About Open Access
20-year survival of children born with congenital anomalies: a population-based study
Lookup NU author(s)
Professor Mark Pearce
Professor Judith Rankin
Tennant PWG, Pearce MS, Bythell M, Rankin J
Full text for this publication is not currently held within this repository. Alternative links are provided below where available.
Background: Congenital anomalies are a leading cause of perinatal and infant mortality. Advances in care have improved the prognosis for some groups and subtypes, but there remains a paucity of knowledge regarding the survival for many others, especially beyond the first year of life. This study used high-quality data to estimate survival for a range of congenital anomaly groups and subtypes to age 20 years. Method: Information on children with a congenital anomaly, delivered between 1985 and 2003, was obtained from the UK Northern Congenital Abnormality Survey. Local hospital and national tracing systems were used to identify the survival status of 99% of live born children. Survival up to age 20 years was estimated using Kaplan-Meier methods. Cox-proportional hazards regression was used to examine survival influences. Findings: Twenty year survival was 85·5% (95% CI: 84·8-86·3) among children with at least one congenital anomaly; 89·5% (95% CI: 88·4-90·6) for cardiovascular, 79·1% (95% CI: 76·7-81·3) for chromosomal, 93·2% (95% CI: 91·6-94·5) for urinary, 83·2% (95% CI: 79·8-86·0) for digestive system, 97·6% (95% CI: 95·9-98·6) for orofacial clefts, and 66·2% (95% CI: 61·5-70·5) for nervous system anomalies. Survival varied considerably between subtypes. The proportion of terminations for fetal anomaly increased throughout the study period, and, together with year of birth, was an independent predictor of survival. Interpretation: This study presents robust estimates of survival for a range of congenital anomaly groups and subtypes. This information will be valuable for families, health professionals, and for healthcare planning.
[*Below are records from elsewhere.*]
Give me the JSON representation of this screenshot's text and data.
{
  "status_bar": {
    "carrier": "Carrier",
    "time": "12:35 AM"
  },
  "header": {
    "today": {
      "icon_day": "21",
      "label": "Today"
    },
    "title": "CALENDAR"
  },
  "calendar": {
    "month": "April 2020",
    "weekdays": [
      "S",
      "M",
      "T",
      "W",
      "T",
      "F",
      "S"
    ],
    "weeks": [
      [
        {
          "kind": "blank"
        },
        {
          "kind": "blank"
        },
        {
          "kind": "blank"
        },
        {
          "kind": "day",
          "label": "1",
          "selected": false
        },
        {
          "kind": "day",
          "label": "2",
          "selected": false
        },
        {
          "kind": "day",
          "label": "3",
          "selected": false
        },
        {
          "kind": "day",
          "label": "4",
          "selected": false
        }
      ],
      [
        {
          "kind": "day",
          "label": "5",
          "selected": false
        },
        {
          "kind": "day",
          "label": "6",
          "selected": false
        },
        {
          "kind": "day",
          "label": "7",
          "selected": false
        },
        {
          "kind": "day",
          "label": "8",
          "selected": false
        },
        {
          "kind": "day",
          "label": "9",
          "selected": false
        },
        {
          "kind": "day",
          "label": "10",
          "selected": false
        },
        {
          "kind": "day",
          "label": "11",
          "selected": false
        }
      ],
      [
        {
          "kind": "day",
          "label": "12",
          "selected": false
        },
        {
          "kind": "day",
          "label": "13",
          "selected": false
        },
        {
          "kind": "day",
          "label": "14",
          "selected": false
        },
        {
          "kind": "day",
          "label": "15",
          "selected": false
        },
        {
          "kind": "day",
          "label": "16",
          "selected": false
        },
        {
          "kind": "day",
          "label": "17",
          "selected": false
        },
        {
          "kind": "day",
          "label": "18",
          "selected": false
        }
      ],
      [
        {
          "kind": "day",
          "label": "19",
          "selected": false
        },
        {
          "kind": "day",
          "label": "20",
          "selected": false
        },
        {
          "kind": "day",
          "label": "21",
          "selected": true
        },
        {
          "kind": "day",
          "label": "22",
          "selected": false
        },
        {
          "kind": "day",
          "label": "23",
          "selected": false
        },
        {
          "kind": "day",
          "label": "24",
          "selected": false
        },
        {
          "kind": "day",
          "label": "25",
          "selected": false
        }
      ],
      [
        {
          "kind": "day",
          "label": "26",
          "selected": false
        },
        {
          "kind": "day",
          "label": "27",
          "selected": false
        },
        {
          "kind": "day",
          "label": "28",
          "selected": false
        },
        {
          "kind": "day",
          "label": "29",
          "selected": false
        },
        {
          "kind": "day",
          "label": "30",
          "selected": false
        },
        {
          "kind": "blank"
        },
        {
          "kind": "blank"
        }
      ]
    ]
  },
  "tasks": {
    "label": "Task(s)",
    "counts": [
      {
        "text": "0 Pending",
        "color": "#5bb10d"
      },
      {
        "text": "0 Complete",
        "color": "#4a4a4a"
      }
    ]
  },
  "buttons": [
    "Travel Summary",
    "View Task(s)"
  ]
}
The Lancet Publishing Group
Altmetrics provided by
Newcastle University Library, NE2 4HQ, United Kingdom. Tel: 0044 (191) 222 7657
©2016 Newcastle University Library